Science is to some extent already an initiation, conditioning a group of young people into a collective consensus by systematic indoctrination.
What is needed is dedogmatisation; showing that reality is a realisation. And that objective science is subjective art.
The Act/Art of Science
By training scientists in the art of Art, their mental faculties are unfettered; they perceive – by direct experience – that and how their own involvement matters (and what responsibilities that offers). As a result of which they are not only more free to think; but also more grounded in what they are doing.
This can be easily attained: by making our schooling more academic. Less focused on disciplines, by removing the constraints of disciplining, by involving the person: by exposing the students to art; in the context of what they are learning. Not as separate faculties on a campus, but as combination of faculties of our body and being.
- The Artist-Scientists is a program that is not a luxury but essential.
Without the Artist Scientist, science will be irresponsible, because disconnected from our own involvement.
Science will also be crippled because it is not allowed to be really free; to really discover and learn; by trial and error.
Students need to learn about the errors they make, and how they make them. They must understand their inner nature, in studying nature. They need to realise that reality is but a realisation. And that their being and involvement makes all the difference in what science is and can offer.
Science is based on scientists; who all offer different perspectives.
Art explores the role and meaning of perspective; as a result of which different views can complement and supplement each other, leading to a synergy which without that cannot exist.
Science is not a homogenous sausage of replaceable scientists: science is a living body of unique living cells: scientists who are but like robots compose a stupid body of science; a vital body of knowledge that is vibrant is composed of creative living beings: the Artist-Scientist has become scorned and shunned, and often unfunded.
But . . .Artist-Scientists are the only ones left and daring to explore the unknown.
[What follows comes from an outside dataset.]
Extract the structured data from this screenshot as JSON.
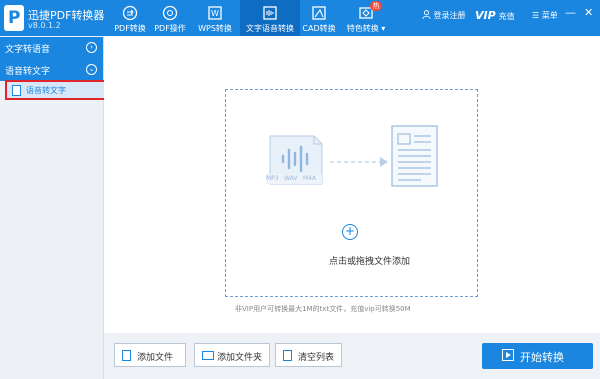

By taking a different stance that the uniformity of their colleagues.
By training scientist in the art of being artist; what they find will not only be more relevant to living beings, but also more connected to the nature of nature. And more healthy for Earth.